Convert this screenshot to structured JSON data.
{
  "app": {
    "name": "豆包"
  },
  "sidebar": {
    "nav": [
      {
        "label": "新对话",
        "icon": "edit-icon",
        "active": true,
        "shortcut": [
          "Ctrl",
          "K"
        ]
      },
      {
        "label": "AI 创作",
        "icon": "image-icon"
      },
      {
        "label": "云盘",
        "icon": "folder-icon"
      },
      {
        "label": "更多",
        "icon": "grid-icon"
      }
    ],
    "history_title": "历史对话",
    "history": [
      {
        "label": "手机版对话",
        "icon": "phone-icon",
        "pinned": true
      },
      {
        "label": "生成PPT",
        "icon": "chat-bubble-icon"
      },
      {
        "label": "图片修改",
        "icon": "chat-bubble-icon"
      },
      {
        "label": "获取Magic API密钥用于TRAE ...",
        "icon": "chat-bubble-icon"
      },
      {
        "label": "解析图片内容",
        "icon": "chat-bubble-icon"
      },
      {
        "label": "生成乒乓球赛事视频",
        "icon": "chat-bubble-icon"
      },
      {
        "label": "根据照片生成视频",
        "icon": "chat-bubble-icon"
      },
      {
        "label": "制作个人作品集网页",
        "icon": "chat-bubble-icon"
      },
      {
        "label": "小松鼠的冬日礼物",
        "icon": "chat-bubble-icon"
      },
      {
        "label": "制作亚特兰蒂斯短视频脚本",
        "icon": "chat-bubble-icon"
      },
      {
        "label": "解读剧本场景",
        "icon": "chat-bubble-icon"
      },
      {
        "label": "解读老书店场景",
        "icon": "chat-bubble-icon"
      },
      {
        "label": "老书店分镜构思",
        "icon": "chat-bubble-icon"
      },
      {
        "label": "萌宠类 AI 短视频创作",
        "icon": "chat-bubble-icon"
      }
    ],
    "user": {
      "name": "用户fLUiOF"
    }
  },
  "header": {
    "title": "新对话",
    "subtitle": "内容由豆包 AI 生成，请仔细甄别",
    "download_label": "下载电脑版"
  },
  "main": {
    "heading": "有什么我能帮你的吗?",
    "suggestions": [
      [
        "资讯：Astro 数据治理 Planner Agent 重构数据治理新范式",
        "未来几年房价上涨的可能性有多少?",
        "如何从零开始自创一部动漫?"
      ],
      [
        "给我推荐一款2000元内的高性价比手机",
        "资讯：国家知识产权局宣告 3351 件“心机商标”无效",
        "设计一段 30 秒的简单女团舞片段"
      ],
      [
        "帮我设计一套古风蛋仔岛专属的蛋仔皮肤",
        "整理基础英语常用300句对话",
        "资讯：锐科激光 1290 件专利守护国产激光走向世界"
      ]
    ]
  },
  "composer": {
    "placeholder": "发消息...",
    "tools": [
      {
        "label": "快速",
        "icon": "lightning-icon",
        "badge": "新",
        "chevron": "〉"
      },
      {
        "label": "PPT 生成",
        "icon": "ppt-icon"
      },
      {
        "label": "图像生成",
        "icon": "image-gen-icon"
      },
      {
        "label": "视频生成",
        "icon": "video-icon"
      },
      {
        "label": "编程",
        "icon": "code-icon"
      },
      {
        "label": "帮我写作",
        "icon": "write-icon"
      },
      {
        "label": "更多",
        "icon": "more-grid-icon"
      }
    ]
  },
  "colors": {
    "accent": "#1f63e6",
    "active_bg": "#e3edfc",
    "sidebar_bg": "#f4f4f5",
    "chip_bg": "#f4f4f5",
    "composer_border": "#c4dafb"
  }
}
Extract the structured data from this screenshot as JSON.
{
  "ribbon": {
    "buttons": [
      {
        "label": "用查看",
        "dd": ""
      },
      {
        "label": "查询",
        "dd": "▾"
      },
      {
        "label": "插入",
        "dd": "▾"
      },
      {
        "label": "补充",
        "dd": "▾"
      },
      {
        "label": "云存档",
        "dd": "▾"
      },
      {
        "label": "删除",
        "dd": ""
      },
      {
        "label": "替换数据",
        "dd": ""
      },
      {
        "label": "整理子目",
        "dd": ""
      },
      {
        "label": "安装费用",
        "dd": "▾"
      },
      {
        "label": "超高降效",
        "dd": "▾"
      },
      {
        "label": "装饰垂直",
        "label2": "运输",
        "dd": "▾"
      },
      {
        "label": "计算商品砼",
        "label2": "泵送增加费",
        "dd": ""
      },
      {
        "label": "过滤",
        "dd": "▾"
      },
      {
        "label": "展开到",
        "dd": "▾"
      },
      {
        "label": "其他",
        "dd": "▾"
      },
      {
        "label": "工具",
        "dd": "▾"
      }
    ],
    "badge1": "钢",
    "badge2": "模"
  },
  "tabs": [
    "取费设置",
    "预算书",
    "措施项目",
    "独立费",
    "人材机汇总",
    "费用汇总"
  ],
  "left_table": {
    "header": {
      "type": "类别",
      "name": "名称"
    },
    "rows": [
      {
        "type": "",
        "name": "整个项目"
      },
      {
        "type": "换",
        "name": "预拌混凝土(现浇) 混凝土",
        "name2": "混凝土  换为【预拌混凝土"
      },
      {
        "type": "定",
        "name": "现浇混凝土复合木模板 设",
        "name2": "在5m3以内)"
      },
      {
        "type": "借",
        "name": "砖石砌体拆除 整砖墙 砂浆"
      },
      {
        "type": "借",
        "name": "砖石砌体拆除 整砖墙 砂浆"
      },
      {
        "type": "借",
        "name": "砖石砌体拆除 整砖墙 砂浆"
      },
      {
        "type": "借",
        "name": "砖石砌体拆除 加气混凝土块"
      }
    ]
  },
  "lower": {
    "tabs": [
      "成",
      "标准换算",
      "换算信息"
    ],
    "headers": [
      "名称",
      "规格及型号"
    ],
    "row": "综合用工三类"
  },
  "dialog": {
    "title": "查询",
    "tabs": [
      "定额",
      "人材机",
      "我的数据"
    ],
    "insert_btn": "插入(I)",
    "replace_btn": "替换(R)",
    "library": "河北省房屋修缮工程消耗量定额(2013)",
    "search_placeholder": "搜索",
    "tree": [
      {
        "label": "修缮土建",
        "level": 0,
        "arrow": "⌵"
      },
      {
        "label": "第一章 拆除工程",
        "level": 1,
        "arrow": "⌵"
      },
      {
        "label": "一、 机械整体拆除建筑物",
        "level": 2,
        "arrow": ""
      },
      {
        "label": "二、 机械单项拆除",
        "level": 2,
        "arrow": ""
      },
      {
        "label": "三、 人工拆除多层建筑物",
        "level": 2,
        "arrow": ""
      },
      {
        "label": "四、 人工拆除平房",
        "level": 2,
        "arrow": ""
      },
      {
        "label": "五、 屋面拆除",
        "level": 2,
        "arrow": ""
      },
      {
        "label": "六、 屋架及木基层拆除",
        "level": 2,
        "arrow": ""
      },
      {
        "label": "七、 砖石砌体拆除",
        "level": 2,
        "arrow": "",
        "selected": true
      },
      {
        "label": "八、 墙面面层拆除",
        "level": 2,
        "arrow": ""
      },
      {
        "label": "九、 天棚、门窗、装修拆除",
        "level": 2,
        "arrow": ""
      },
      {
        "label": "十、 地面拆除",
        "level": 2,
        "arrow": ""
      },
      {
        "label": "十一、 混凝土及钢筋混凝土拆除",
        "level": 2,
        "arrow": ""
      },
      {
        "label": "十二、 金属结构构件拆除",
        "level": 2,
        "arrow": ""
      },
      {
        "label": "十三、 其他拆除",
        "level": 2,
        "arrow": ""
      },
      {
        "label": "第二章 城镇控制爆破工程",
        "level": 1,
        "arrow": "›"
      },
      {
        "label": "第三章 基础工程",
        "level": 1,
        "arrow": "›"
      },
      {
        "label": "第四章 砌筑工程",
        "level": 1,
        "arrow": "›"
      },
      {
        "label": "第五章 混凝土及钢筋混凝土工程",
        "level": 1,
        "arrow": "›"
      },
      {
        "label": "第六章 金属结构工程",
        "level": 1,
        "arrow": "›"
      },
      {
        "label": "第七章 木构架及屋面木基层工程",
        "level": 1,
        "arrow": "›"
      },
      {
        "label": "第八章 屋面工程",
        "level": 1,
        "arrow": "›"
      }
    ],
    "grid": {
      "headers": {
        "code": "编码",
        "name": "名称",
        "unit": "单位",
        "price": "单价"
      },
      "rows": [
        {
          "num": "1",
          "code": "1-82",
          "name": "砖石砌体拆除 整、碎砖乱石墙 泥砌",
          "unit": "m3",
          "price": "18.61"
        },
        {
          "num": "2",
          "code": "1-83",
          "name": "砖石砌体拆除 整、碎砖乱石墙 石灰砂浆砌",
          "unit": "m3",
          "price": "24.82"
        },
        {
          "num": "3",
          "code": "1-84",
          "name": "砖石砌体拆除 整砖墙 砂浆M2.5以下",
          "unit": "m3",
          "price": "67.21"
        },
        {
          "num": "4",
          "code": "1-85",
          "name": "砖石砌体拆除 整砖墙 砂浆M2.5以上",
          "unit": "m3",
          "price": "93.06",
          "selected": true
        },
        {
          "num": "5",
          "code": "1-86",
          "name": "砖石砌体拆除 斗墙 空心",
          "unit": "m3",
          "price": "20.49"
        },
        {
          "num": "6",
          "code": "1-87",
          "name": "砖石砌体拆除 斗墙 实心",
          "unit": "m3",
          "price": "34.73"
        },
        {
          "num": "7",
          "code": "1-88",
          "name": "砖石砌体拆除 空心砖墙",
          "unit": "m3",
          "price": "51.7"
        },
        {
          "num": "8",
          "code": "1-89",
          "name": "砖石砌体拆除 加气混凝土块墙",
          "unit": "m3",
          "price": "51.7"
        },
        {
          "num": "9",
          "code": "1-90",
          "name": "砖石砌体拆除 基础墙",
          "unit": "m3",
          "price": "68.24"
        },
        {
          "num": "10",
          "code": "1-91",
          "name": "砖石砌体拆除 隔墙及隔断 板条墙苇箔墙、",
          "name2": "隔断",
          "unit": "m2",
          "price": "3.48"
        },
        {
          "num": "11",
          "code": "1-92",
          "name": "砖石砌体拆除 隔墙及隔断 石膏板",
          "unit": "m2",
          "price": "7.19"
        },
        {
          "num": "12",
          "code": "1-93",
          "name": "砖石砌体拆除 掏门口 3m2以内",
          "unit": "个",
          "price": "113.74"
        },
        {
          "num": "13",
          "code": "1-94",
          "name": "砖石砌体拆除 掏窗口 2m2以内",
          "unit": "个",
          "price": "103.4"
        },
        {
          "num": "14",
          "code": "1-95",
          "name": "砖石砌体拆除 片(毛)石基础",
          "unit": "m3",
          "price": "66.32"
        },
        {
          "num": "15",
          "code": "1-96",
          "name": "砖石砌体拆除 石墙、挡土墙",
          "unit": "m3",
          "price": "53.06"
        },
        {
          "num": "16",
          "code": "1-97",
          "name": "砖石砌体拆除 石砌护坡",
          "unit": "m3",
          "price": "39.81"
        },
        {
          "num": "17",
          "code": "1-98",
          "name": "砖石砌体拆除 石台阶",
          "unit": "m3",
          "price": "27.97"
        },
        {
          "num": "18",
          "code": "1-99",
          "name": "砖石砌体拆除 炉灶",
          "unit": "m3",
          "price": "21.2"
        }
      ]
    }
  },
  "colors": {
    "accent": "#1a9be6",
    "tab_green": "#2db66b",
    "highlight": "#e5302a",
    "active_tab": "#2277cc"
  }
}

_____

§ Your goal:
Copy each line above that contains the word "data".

§ Answer space:
Convert this screenshot to structured JSON data.
Extract the structured data from this screenshot as JSON.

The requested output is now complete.